> _Brief_
Tell how many lines below include the word "color". Only the number should appear.

> _The data_
§ §
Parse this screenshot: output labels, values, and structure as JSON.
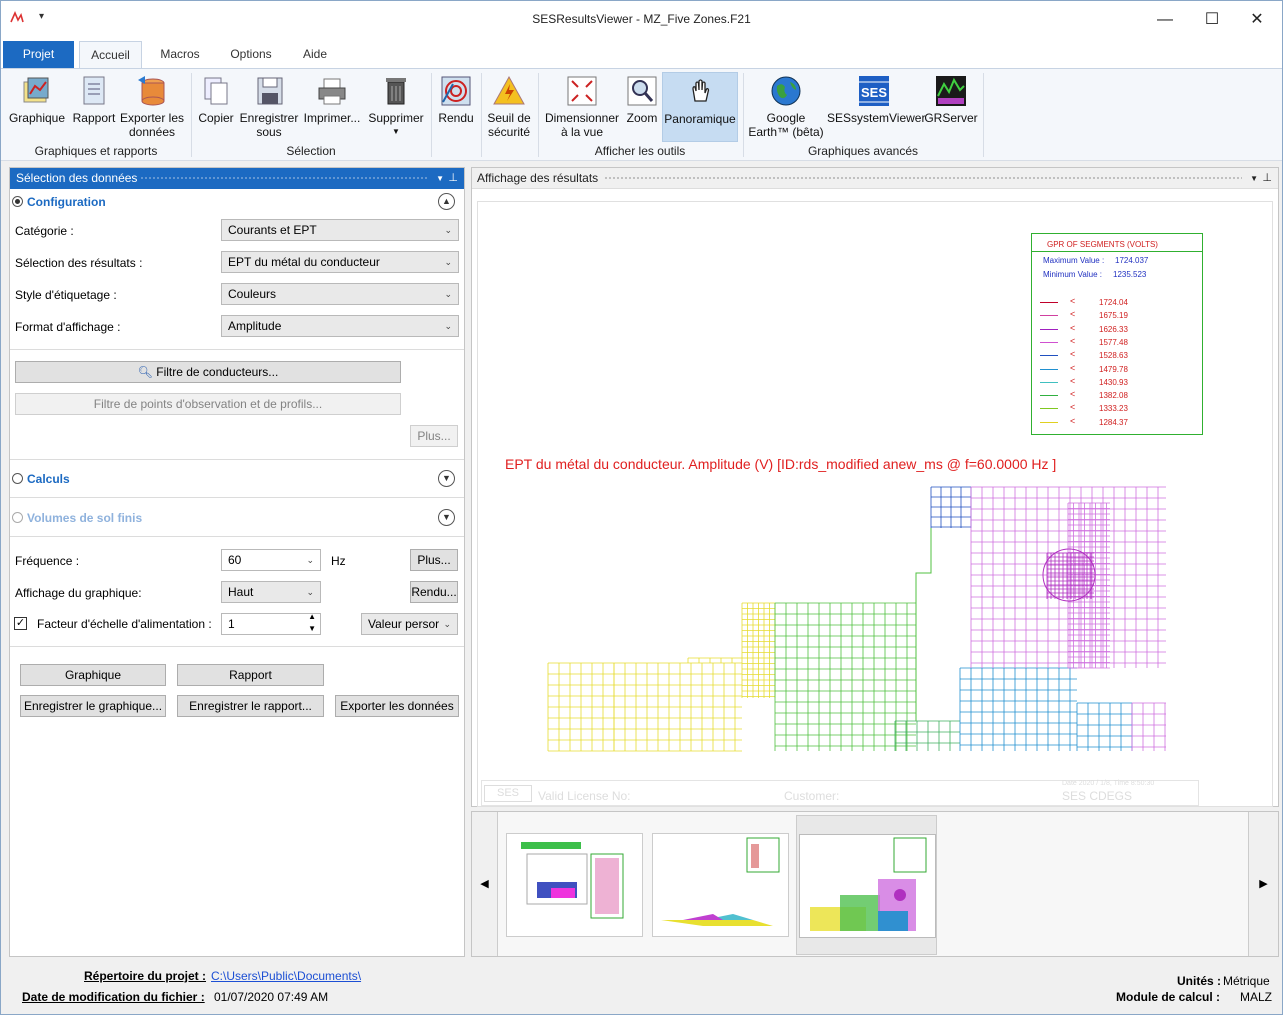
{
  "window": {
    "title": "SESResultsViewer - MZ_Five Zones.F21",
    "minimize": "—",
    "maximize": "☐",
    "close": "✕",
    "qa_arrow": "▾"
  },
  "tabs": [
    "Projet",
    "Accueil",
    "Macros",
    "Options",
    "Aide"
  ],
  "ribbon": {
    "buttons": [
      {
        "label": "Graphique",
        "icon": "chart-icon"
      },
      {
        "label": "Rapport",
        "icon": "report-icon"
      },
      {
        "label": "Exporter les données",
        "icon": "export-data-icon"
      },
      {
        "label": "Copier",
        "icon": "copy-icon"
      },
      {
        "label": "Enregistrer sous",
        "icon": "save-as-icon"
      },
      {
        "label": "Imprimer...",
        "icon": "printer-icon"
      },
      {
        "label": "Supprimer",
        "icon": "trash-icon"
      },
      {
        "label": "Rendu",
        "icon": "render-icon"
      },
      {
        "label": "Seuil de sécurité",
        "icon": "warning-icon"
      },
      {
        "label": "Dimensionner à la vue",
        "icon": "fit-view-icon"
      },
      {
        "label": "Zoom",
        "icon": "zoom-icon"
      },
      {
        "label": "Panoramique",
        "icon": "pan-hand-icon"
      },
      {
        "label": "Google Earth™ (bêta)",
        "icon": "globe-icon"
      },
      {
        "label": "SESsystemViewer",
        "icon": "ses-icon"
      },
      {
        "label": "GRServer",
        "icon": "grserver-icon"
      }
    ],
    "groups": [
      "Graphiques et rapports",
      "Sélection",
      "Afficher les outils",
      "Graphiques avancés"
    ]
  },
  "left_panel": {
    "title": "Sélection des données",
    "configuration": "Configuration",
    "rows": [
      {
        "label": "Catégorie :",
        "value": "Courants et EPT"
      },
      {
        "label": "Sélection des résultats :",
        "value": "EPT du métal du conducteur"
      },
      {
        "label": "Style d'étiquetage :",
        "value": "Couleurs"
      },
      {
        "label": "Format d'affichage :",
        "value": "Amplitude"
      }
    ],
    "filter_conductors": "Filtre de conducteurs...",
    "filter_points": "Filtre de points d'observation et de profils...",
    "more": "Plus...",
    "calculs": "Calculs",
    "volumes": "Volumes de sol finis",
    "frequency_label": "Fréquence :",
    "frequency_value": "60",
    "frequency_unit": "Hz",
    "frequency_more": "Plus...",
    "display_label": "Affichage du graphique:",
    "display_value": "Haut",
    "render_btn": "Rendu...",
    "scale_label": "Facteur d'échelle d'alimentation :",
    "scale_value": "1",
    "scale_mode": "Valeur persor",
    "graph_btn": "Graphique",
    "report_btn": "Rapport",
    "save_graph_btn": "Enregistrer le graphique...",
    "save_report_btn": "Enregistrer le rapport...",
    "export_btn": "Exporter les données"
  },
  "right_panel": {
    "title": "Affichage des résultats",
    "plot_title": "EPT du métal du conducteur. Amplitude (V) [ID:rds_modified anew_ms  @ f=60.0000 Hz ]",
    "legend": {
      "title": "GPR OF SEGMENTS (VOLTS)",
      "max_label": "Maximum Value :",
      "max_value": "1724.037",
      "min_label": "Minimum Value :",
      "min_value": "1235.523",
      "entries": [
        {
          "value": "1724.04",
          "color": "#c0002a"
        },
        {
          "value": "1675.19",
          "color": "#d040a0"
        },
        {
          "value": "1626.33",
          "color": "#a020c0"
        },
        {
          "value": "1577.48",
          "color": "#d050d0"
        },
        {
          "value": "1528.63",
          "color": "#2050c0"
        },
        {
          "value": "1479.78",
          "color": "#2090d0"
        },
        {
          "value": "1430.93",
          "color": "#40c0c0"
        },
        {
          "value": "1382.08",
          "color": "#30b040"
        },
        {
          "value": "1333.23",
          "color": "#80c820"
        },
        {
          "value": "1284.37",
          "color": "#e0d020"
        }
      ]
    },
    "footer": {
      "license": "Valid License No:",
      "customer": "Customer:",
      "company": "SES CDEGS",
      "date": "Date 2020 / 1/8, Time 8:50:30"
    }
  },
  "thumbs": {
    "left_arrow": "◀",
    "right_arrow": "▶"
  },
  "status": {
    "project_dir_label": "Répertoire du projet :",
    "project_dir": "C:\\Users\\Public\\Documents\\",
    "modified_label": "Date de modification du fichier :",
    "modified_value": "01/07/2020  07:49 AM",
    "units_label": "Unités :",
    "units_value": "Métrique",
    "module_label": "Module de calcul :",
    "module_value": "MALZ"
  }
}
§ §
> _Solution to the exercise_
10